What you need to do: Line tally for the word "JSON": count the lines below that contain it and reply with the number alone.

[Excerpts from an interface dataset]
+---+
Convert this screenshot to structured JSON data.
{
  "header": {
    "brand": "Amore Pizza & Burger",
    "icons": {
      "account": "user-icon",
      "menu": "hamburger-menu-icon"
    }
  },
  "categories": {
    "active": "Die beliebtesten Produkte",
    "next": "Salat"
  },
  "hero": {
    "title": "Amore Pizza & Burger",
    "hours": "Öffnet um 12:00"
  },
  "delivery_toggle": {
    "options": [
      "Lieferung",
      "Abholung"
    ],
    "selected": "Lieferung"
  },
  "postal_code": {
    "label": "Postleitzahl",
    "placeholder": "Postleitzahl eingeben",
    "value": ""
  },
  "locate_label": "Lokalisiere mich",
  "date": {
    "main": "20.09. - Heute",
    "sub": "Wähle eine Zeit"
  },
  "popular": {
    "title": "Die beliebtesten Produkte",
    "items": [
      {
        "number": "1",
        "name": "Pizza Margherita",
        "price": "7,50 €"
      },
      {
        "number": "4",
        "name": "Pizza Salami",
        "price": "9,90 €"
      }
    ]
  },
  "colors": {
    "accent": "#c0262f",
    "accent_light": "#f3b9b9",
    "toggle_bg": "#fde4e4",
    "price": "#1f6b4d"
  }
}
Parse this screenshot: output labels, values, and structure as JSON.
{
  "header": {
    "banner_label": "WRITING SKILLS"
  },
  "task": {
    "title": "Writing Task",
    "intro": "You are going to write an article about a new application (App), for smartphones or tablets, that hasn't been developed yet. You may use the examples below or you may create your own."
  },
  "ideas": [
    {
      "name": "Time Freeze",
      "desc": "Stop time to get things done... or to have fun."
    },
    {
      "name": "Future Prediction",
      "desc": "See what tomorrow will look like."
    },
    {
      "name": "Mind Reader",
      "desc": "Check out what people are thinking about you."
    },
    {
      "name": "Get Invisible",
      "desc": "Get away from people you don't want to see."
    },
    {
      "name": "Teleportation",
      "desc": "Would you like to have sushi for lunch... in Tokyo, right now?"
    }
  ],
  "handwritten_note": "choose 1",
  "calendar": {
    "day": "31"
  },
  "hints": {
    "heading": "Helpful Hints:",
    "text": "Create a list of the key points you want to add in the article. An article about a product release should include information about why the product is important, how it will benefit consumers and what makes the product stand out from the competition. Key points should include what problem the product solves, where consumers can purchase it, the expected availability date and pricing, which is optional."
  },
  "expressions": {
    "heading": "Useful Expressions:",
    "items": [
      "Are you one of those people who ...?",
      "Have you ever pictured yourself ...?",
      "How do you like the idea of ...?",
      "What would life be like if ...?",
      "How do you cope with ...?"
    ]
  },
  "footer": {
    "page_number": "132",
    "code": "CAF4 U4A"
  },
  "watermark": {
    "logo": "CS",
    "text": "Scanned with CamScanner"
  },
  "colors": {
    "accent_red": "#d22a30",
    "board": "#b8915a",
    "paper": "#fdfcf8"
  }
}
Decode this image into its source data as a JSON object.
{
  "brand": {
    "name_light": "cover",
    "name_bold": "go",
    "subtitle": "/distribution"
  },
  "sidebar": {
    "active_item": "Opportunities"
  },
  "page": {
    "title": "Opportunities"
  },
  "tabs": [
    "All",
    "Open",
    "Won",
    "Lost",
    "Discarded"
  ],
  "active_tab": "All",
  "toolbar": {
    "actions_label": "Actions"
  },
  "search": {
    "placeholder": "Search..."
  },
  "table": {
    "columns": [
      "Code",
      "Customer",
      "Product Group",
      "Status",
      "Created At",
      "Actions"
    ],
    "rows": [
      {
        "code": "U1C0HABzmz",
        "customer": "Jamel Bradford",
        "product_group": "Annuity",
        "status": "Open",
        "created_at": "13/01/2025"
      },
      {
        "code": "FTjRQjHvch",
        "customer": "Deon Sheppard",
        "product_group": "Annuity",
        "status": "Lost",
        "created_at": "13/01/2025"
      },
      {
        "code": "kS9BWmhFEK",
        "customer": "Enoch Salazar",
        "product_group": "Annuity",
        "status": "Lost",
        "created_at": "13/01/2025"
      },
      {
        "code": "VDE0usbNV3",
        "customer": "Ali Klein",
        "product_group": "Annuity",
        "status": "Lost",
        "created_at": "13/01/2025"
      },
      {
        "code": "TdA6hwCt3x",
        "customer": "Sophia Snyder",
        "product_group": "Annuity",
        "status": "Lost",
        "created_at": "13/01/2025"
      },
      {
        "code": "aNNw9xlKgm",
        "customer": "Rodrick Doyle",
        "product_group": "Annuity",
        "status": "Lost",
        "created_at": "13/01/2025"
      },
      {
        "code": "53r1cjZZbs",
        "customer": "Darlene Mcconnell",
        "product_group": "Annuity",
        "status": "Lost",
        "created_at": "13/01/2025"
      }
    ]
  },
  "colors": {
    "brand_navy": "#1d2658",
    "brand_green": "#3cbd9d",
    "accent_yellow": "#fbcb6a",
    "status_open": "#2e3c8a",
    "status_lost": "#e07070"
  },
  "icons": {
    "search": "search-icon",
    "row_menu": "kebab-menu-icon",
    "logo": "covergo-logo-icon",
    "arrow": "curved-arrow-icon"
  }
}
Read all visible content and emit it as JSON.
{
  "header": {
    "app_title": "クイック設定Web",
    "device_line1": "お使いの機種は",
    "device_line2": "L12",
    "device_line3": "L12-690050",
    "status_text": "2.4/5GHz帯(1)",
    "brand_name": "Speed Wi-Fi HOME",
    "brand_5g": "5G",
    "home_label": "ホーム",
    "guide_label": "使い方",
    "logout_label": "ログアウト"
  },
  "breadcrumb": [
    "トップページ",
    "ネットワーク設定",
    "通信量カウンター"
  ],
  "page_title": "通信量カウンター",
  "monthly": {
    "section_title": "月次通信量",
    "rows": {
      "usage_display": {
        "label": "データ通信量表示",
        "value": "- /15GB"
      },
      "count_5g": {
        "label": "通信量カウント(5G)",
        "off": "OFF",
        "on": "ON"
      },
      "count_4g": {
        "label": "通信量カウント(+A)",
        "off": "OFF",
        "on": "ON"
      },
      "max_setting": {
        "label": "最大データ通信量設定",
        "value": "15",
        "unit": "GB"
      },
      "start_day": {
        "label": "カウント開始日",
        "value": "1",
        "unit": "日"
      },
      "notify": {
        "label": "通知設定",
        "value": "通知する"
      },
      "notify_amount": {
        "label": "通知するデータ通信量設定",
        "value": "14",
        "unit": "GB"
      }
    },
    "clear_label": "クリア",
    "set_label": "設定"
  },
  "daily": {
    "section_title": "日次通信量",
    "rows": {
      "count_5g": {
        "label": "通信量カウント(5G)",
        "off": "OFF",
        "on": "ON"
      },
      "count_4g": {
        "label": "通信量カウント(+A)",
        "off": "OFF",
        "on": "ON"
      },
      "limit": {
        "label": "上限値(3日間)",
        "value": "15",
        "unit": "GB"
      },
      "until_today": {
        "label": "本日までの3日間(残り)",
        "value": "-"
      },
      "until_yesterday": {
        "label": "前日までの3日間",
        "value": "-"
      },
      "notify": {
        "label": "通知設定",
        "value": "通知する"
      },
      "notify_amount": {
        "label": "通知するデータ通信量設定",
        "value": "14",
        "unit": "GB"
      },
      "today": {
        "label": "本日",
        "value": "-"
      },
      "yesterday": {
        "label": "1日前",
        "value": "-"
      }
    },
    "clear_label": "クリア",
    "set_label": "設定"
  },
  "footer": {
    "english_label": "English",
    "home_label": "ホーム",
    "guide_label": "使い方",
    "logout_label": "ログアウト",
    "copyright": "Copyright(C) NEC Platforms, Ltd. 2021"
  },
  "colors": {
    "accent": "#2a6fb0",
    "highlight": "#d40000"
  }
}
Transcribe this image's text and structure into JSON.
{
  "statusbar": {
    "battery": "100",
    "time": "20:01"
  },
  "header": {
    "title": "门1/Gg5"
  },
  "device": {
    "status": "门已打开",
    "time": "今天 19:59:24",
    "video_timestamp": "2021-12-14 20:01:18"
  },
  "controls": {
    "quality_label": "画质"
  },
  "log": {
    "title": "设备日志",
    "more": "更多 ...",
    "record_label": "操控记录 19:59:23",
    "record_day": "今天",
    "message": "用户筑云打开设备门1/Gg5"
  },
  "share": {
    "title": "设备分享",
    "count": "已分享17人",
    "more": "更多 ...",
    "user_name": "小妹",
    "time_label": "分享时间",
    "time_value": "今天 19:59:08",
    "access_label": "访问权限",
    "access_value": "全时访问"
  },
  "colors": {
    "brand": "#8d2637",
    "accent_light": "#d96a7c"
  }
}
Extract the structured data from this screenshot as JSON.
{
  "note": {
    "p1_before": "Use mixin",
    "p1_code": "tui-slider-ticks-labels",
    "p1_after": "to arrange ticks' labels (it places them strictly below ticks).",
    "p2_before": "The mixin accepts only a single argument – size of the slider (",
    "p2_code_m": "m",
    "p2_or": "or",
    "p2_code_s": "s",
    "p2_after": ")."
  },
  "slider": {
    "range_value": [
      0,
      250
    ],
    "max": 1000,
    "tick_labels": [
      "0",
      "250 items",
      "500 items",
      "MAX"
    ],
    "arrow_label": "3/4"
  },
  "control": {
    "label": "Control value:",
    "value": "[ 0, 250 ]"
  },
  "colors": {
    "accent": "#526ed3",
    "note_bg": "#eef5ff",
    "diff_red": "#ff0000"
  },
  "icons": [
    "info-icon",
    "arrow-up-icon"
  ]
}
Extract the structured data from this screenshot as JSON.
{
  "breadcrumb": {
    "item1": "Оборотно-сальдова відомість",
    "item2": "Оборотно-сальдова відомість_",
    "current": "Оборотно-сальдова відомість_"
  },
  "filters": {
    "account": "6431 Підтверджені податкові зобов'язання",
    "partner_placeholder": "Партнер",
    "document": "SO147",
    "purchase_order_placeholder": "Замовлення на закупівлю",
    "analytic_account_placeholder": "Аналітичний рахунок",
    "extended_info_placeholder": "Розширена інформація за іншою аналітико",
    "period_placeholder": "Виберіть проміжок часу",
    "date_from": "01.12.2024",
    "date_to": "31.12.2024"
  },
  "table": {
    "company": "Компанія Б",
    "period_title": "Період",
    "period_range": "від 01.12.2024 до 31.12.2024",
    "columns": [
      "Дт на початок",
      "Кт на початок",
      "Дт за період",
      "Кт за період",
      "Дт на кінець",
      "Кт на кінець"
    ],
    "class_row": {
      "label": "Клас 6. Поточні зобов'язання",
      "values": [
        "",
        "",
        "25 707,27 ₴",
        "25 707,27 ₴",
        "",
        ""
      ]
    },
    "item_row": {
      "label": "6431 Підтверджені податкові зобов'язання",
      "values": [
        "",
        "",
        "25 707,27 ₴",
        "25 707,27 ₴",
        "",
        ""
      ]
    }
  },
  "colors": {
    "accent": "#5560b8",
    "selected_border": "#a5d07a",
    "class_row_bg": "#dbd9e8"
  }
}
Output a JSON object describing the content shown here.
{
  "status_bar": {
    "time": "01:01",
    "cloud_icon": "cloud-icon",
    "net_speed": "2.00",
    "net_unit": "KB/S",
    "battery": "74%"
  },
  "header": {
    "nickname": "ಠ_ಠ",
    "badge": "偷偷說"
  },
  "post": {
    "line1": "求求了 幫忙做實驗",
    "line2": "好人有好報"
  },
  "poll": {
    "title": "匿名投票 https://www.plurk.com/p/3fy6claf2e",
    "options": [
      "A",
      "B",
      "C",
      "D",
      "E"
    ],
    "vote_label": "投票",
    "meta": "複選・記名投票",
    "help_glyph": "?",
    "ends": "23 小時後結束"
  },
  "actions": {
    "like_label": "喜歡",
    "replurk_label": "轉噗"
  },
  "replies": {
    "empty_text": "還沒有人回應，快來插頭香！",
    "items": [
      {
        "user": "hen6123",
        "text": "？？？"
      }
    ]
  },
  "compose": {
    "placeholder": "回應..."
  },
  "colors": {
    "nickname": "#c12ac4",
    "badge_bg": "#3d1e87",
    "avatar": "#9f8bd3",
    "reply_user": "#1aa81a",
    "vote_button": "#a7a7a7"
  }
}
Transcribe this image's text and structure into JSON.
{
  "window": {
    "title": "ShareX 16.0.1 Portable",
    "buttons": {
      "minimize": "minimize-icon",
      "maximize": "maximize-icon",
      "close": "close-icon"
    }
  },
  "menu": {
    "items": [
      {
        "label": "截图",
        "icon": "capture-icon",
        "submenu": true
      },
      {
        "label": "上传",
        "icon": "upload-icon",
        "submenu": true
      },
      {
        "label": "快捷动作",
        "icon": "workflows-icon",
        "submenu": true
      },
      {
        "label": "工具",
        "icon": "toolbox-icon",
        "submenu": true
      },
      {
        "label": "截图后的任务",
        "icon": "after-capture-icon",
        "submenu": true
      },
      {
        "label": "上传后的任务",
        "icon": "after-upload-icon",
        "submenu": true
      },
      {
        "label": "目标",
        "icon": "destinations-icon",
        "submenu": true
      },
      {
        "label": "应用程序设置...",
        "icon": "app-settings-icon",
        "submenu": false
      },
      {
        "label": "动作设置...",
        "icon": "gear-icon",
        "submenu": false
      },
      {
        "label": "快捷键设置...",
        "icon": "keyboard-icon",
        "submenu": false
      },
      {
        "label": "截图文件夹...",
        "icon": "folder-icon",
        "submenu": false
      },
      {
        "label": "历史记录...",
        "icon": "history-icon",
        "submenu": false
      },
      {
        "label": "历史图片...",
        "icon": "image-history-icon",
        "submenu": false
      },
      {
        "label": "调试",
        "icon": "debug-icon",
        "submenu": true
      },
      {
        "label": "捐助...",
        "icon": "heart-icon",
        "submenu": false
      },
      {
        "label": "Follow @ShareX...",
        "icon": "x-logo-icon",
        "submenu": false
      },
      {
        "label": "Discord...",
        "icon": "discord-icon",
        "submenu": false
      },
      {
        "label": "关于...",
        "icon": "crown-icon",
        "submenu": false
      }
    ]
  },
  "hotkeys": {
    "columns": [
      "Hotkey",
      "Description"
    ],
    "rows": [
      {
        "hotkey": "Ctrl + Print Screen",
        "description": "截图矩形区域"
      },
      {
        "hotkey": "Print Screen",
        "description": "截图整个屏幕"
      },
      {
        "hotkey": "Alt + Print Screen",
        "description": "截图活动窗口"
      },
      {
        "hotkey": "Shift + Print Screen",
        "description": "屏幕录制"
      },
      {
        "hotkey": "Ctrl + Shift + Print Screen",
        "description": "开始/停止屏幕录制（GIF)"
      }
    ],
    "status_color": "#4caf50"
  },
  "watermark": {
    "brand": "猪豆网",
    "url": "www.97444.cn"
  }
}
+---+
Your response: 9